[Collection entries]
------------------------------

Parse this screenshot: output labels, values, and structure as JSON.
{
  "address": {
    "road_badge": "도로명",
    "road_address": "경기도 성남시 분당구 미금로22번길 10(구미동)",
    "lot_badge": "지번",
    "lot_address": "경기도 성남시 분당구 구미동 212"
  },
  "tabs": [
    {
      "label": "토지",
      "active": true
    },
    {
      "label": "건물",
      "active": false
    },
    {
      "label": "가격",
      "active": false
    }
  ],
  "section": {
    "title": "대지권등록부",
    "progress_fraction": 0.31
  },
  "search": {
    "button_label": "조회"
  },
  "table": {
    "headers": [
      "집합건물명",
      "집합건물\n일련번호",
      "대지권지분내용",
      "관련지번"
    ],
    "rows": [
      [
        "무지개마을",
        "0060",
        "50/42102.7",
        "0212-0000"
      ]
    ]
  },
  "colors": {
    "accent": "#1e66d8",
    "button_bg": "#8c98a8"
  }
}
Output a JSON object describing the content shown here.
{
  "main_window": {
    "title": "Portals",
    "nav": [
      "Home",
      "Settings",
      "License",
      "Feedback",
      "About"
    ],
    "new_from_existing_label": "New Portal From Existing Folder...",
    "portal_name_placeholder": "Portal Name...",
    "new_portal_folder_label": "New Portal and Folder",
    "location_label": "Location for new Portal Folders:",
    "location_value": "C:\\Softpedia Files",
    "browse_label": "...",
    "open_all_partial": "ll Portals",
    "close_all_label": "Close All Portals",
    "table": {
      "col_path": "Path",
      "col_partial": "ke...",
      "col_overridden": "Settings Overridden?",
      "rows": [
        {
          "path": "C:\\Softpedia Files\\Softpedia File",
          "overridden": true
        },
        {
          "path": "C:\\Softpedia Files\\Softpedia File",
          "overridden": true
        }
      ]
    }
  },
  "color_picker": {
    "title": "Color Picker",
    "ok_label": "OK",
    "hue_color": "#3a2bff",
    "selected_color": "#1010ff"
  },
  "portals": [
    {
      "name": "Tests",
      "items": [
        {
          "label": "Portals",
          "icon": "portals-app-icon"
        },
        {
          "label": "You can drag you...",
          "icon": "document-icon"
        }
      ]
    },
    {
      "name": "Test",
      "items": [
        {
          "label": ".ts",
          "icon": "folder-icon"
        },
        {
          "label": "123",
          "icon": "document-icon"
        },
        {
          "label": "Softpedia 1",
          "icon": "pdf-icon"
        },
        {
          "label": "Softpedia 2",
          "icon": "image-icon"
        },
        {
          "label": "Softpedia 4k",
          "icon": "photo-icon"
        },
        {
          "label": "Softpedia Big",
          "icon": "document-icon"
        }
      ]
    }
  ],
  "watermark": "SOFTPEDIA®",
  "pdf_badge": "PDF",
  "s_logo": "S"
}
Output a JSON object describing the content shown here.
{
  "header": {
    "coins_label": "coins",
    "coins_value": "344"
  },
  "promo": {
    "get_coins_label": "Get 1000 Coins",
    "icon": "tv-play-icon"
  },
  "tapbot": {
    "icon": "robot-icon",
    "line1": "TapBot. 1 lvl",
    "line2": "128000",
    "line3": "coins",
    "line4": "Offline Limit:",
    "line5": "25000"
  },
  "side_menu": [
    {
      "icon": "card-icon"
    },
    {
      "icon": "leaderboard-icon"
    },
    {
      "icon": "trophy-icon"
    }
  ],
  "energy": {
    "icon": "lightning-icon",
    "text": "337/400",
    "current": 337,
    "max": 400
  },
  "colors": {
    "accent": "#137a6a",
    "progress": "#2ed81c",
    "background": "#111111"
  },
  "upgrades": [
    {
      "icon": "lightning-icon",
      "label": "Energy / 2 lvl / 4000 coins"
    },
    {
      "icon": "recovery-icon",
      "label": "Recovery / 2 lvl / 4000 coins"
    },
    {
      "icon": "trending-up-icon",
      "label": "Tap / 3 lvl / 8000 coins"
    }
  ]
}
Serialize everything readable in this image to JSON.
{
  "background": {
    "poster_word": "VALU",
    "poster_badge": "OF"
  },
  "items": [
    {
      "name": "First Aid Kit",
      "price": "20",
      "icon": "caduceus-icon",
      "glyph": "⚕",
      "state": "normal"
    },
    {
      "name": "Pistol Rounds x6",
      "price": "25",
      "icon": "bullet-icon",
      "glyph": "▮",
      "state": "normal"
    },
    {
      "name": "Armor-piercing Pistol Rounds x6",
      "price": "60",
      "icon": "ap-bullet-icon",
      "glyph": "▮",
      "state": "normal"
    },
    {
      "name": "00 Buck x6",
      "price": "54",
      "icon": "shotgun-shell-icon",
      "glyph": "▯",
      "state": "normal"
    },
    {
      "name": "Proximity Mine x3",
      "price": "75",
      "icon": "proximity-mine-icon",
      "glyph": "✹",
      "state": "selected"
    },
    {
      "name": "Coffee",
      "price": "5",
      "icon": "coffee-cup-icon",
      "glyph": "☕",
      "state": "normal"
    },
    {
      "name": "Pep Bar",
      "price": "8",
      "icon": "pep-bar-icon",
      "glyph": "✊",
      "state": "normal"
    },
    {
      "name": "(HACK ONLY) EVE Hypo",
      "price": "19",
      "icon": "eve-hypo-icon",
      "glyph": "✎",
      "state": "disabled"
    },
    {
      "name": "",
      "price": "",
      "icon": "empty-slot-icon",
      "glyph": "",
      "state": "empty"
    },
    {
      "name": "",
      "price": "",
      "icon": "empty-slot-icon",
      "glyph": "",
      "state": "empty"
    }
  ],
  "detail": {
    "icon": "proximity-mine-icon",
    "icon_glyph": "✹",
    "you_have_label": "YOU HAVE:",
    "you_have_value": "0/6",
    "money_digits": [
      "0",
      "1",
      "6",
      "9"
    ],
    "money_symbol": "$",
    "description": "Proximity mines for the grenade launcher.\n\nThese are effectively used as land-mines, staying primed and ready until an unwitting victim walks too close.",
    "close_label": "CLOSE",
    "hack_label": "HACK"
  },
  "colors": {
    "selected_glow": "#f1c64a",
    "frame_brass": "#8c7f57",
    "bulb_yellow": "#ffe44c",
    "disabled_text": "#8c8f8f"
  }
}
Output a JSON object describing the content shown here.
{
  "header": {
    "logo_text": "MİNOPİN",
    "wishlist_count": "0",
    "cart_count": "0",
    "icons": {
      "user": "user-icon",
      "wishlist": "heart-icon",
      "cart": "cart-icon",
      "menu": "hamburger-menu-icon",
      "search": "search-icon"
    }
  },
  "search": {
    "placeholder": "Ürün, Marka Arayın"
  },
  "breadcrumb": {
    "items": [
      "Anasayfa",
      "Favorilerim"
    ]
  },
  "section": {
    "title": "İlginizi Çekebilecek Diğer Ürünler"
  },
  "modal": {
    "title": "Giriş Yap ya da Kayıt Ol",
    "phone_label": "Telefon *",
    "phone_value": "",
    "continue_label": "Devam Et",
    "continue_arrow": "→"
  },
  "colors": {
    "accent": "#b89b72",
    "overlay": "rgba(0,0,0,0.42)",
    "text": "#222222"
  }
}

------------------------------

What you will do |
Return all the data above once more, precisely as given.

Exercise solution |
Parse this screenshot: output labels, values, and structure as JSON.
{
  "address": {
    "road_badge": "도로명",
    "road_address": "경기도 성남시 분당구 미금로22번길 10(구미동)",
    "lot_badge": "지번",
    "lot_address": "경기도 성남시 분당구 구미동 212"
  },
  "tabs": [
    {
      "label": "토지",
      "active": true
    },
    {
      "label": "건물",
      "active": false
    },
    {
      "label": "가격",
      "active": false
    }
  ],
  "section": {
    "title": "대지권등록부",
    "progress_fraction": 0.31
  },
  "search": {
    "button_label": "조회"
  },
  "table": {
    "headers": [
      "집합건물명",
      "집합건물\n일련번호",
      "대지권지분내용",
      "관련지번"
    ],
    "rows": [
      [
        "무지개마을",
        "0060",
        "50/42102.7",
        "0212-0000"
      ]
    ]
  },
  "colors": {
    "accent": "#1e66d8",
    "button_bg": "#8c98a8"
  }
}
Output a JSON object describing the content shown here.
{
  "main_window": {
    "title": "Portals",
    "nav": [
      "Home",
      "Settings",
      "License",
      "Feedback",
      "About"
    ],
    "new_from_existing_label": "New Portal From Existing Folder...",
    "portal_name_placeholder": "Portal Name...",
    "new_portal_folder_label": "New Portal and Folder",
    "location_label": "Location for new Portal Folders:",
    "location_value": "C:\\Softpedia Files",
    "browse_label": "...",
    "open_all_partial": "ll Portals",
    "close_all_label": "Close All Portals",
    "table": {
      "col_path": "Path",
      "col_partial": "ke...",
      "col_overridden": "Settings Overridden?",
      "rows": [
        {
          "path": "C:\\Softpedia Files\\Softpedia File",
          "overridden": true
        },
        {
          "path": "C:\\Softpedia Files\\Softpedia File",
          "overridden": true
        }
      ]
    }
  },
  "color_picker": {
    "title": "Color Picker",
    "ok_label": "OK",
    "hue_color": "#3a2bff",
    "selected_color": "#1010ff"
  },
  "portals": [
    {
      "name": "Tests",
      "items": [
        {
          "label": "Portals",
          "icon": "portals-app-icon"
        },
        {
          "label": "You can drag you...",
          "icon": "document-icon"
        }
      ]
    },
    {
      "name": "Test",
      "items": [
        {
          "label": ".ts",
          "icon": "folder-icon"
        },
        {
          "label": "123",
          "icon": "document-icon"
        },
        {
          "label": "Softpedia 1",
          "icon": "pdf-icon"
        },
        {
          "label": "Softpedia 2",
          "icon": "image-icon"
        },
        {
          "label": "Softpedia 4k",
          "icon": "photo-icon"
        },
        {
          "label": "Softpedia Big",
          "icon": "document-icon"
        }
      ]
    }
  ],
  "watermark": "SOFTPEDIA®",
  "pdf_badge": "PDF",
  "s_logo": "S"
}
Output a JSON object describing the content shown here.
{
  "header": {
    "coins_label": "coins",
    "coins_value": "344"
  },
  "promo": {
    "get_coins_label": "Get 1000 Coins",
    "icon": "tv-play-icon"
  },
  "tapbot": {
    "icon": "robot-icon",
    "line1": "TapBot. 1 lvl",
    "line2": "128000",
    "line3": "coins",
    "line4": "Offline Limit:",
    "line5": "25000"
  },
  "side_menu": [
    {
      "icon": "card-icon"
    },
    {
      "icon": "leaderboard-icon"
    },
    {
      "icon": "trophy-icon"
    }
  ],
  "energy": {
    "icon": "lightning-icon",
    "text": "337/400",
    "current": 337,
    "max": 400
  },
  "colors": {
    "accent": "#137a6a",
    "progress": "#2ed81c",
    "background": "#111111"
  },
  "upgrades": [
    {
      "icon": "lightning-icon",
      "label": "Energy / 2 lvl / 4000 coins"
    },
    {
      "icon": "recovery-icon",
      "label": "Recovery / 2 lvl / 4000 coins"
    },
    {
      "icon": "trending-up-icon",
      "label": "Tap / 3 lvl / 8000 coins"
    }
  ]
}
Serialize everything readable in this image to JSON.
{
  "background": {
    "poster_word": "VALU",
    "poster_badge": "OF"
  },
  "items": [
    {
      "name": "First Aid Kit",
      "price": "20",
      "icon": "caduceus-icon",
      "glyph": "⚕",
      "state": "normal"
    },
    {
      "name": "Pistol Rounds x6",
      "price": "25",
      "icon": "bullet-icon",
      "glyph": "▮",
      "state": "normal"
    },
    {
      "name": "Armor-piercing Pistol Rounds x6",
      "price": "60",
      "icon": "ap-bullet-icon",
      "glyph": "▮",
      "state": "normal"
    },
    {
      "name": "00 Buck x6",
      "price": "54",
      "icon": "shotgun-shell-icon",
      "glyph": "▯",
      "state": "normal"
    },
    {
      "name": "Proximity Mine x3",
      "price": "75",
      "icon": "proximity-mine-icon",
      "glyph": "✹",
      "state": "selected"
    },
    {
      "name": "Coffee",
      "price": "5",
      "icon": "coffee-cup-icon",
      "glyph": "☕",
      "state": "normal"
    },
    {
      "name": "Pep Bar",
      "price": "8",
      "icon": "pep-bar-icon",
      "glyph": "✊",
      "state": "normal"
    },
    {
      "name": "(HACK ONLY) EVE Hypo",
      "price": "19",
      "icon": "eve-hypo-icon",
      "glyph": "✎",
      "state": "disabled"
    },
    {
      "name": "",
      "price": "",
      "icon": "empty-slot-icon",
      "glyph": "",
      "state": "empty"
    },
    {
      "name": "",
      "price": "",
      "icon": "empty-slot-icon",
      "glyph": "",
      "state": "empty"
    }
  ],
  "detail": {
    "icon": "proximity-mine-icon",
    "icon_glyph": "✹",
    "you_have_label": "YOU HAVE:",
    "you_have_value": "0/6",
    "money_digits": [
      "0",
      "1",
      "6",
      "9"
    ],
    "money_symbol": "$",
    "description": "Proximity mines for the grenade launcher.\n\nThese are effectively used as land-mines, staying primed and ready until an unwitting victim walks too close.",
    "close_label": "CLOSE",
    "hack_label": "HACK"
  },
  "colors": {
    "selected_glow": "#f1c64a",
    "frame_brass": "#8c7f57",
    "bulb_yellow": "#ffe44c",
    "disabled_text": "#8c8f8f"
  }
}
Output a JSON object describing the content shown here.
{
  "header": {
    "logo_text": "MİNOPİN",
    "wishlist_count": "0",
    "cart_count": "0",
    "icons": {
      "user": "user-icon",
      "wishlist": "heart-icon",
      "cart": "cart-icon",
      "menu": "hamburger-menu-icon",
      "search": "search-icon"
    }
  },
  "search": {
    "placeholder": "Ürün, Marka Arayın"
  },
  "breadcrumb": {
    "items": [
      "Anasayfa",
      "Favorilerim"
    ]
  },
  "section": {
    "title": "İlginizi Çekebilecek Diğer Ürünler"
  },
  "modal": {
    "title": "Giriş Yap ya da Kayıt Ol",
    "phone_label": "Telefon *",
    "phone_value": "",
    "continue_label": "Devam Et",
    "continue_arrow": "→"
  },
  "colors": {
    "accent": "#b89b72",
    "overlay": "rgba(0,0,0,0.42)",
    "text": "#222222"
  }
}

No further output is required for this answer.